Unlike the high adoption rates seen in certain parts of the world, use of video telematics technology in Europe remains low. According to a 2021 report, the North American video telematics market was more than twice the size of Europe’s.
Privacy laws are perceived to be a barrier in getting more European commercial fleets to use the technology. On top of this, there is a nervousness around data protection among many businesses, who must adhere to GDPR. This hesitancy and misunderstanding of data’s potential is having an impact on what and how much of it can be collected.
However, next-generation technology such as machine vision and artificial intelligence (MV+AI) is changing perceptions – not just with regards to privacy and data sharing, but also in how driver behaviour is detected and managed.
Striking the right balance between driver privacy and safety has been one of the biggest challenges in the past – mainly because the technology hasn’t been available to address both issues simultaneously.
Commercial fleets have only been able to rely on traditional telematics software that identifies G-force triggers such as excessive braking or swerving, which can only be acted upon once the incident has happened. A driver could have been travelling smoothly – while also using their mobile phone and steering with their knee – and the fleet manager would only have known half the story.
We can now do something about this, thanks to technologies including MV+AI. These provide the ability to identify risky driving behaviours such as using a mobile phone behind the wheel, inattentiveness or driving without a seatbelt, and emit an instantaneous alert that helps prevent a momentary slip-up from becoming anything more.
This technology is empowering drivers to proactively change their behaviour, helping to avoid potential incidents and eliminate distracted driving. It is also making fleets safer, more productive and more efficient.

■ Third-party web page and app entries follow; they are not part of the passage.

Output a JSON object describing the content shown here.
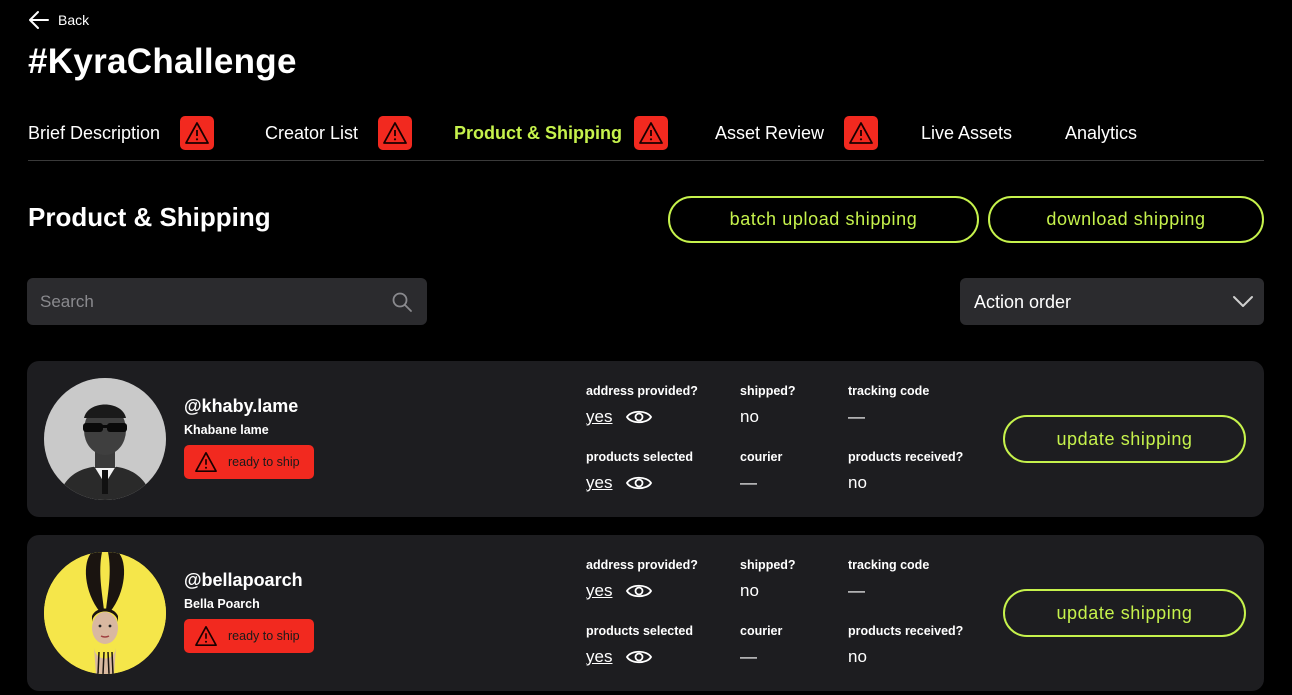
{
  "nav": {
    "back_label": "Back"
  },
  "page_title": "#KyraChallenge",
  "tabs": [
    {
      "label": "Brief Description",
      "warning": true,
      "active": false
    },
    {
      "label": "Creator List",
      "warning": true,
      "active": false
    },
    {
      "label": "Product & Shipping",
      "warning": true,
      "active": true
    },
    {
      "label": "Asset Review",
      "warning": true,
      "active": false
    },
    {
      "label": "Live Assets",
      "warning": false,
      "active": false
    },
    {
      "label": "Analytics",
      "warning": false,
      "active": false
    }
  ],
  "section": {
    "title": "Product & Shipping",
    "batch_upload_label": "batch upload shipping",
    "download_label": "download shipping"
  },
  "search": {
    "placeholder": "Search"
  },
  "sort": {
    "selected": "Action order"
  },
  "field_labels": {
    "address": "address provided?",
    "shipped": "shipped?",
    "tracking": "tracking code",
    "products_selected": "products selected",
    "courier": "courier",
    "products_received": "products received?"
  },
  "creators": [
    {
      "handle": "@khaby.lame",
      "name": "Khabane lame",
      "status": "ready to ship",
      "address": "yes",
      "shipped": "no",
      "tracking": "—",
      "products_selected": "yes",
      "courier": "—",
      "products_received": "no",
      "action_label": "update shipping"
    },
    {
      "handle": "@bellapoarch",
      "name": "Bella Poarch",
      "status": "ready to ship",
      "address": "yes",
      "shipped": "no",
      "tracking": "—",
      "products_selected": "yes",
      "courier": "—",
      "products_received": "no",
      "action_label": "update shipping"
    }
  ],
  "colors": {
    "accent": "#c6f24c",
    "warning": "#f2291f",
    "card": "#1d1d20",
    "input": "#2b2b2e"
  },
  "icons": {
    "back": "arrow-left-icon",
    "warning": "warning-triangle-icon",
    "search": "search-icon",
    "dropdown": "chevron-down-icon",
    "view": "eye-icon"
  }
}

Additionally, for those concerned about privacy or adhering to country-specific data protection laws, modern video telematics systems can be customised to cope with these demands. This might mean turning off video recording and just relying on a built-in lens as a sensor to pick up movement, or having cameras stick to a specific resolution or frame rate.

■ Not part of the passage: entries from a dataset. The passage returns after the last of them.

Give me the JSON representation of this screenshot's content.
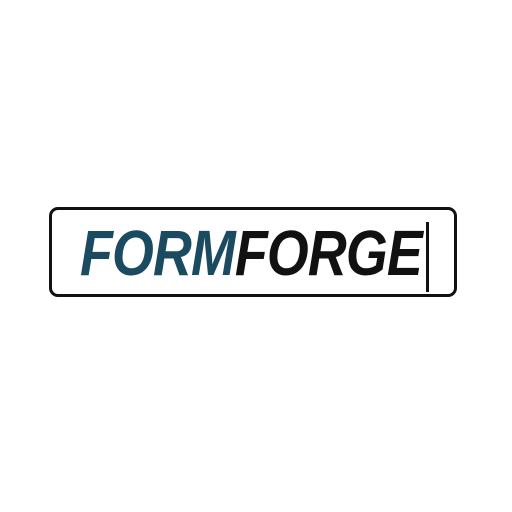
{
  "logo": {
    "word_primary": "FORM",
    "word_secondary": "FORGE",
    "primary_color": "#1b4b61",
    "secondary_color": "#111111",
    "frame_color": "#111111",
    "background_color": "#ffffff"
  }
}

The volume of quality data being collected by the technology – which includes traffic and road conditions – holds even greater potential when a preventative approach to risk is taken.
For instance, if there has been an incident on a particular stretch of road, cloud connectivity could enable the fleet manager to log in to a video telematics system, understand the severity of the incident through a live video recording and share the information gathered with other drivers in their fleet, forewarning them to seek an alternative route.
This shift towards proactive and preventative risk management is also useful for the insurance industry, who can gain better visibility into incidents and understand why they occurred. They can focus on adopting a ‘First Notification of Risk’ (FNOR) mindset in their reporting, rather than a ‘First Notification of Loss’ (FNOL) approach, which has centred around post-incident loss.
However, for the ‘greater good’ of global road safety, fleets, technology providers, insurers and governments alike need to be more open to collaborating and sharing the data they are gathering.
Views are changing
A growing awareness of the potential of this technology means attitudes towards video are now changing across Europe. We’re seeing more video telematics solutions being installed, with Spain and the UK two countries ahead of the curve – but adoption is expected to grow by 125% by 2025.
As more governments – and businesses – recognise that human life is affected by driver behaviour, the more significance will be placed on this technology. Its configurability is making it easier for fleets to adopt and it can offer huge benefits for fleets, helping to empower drivers and save lives.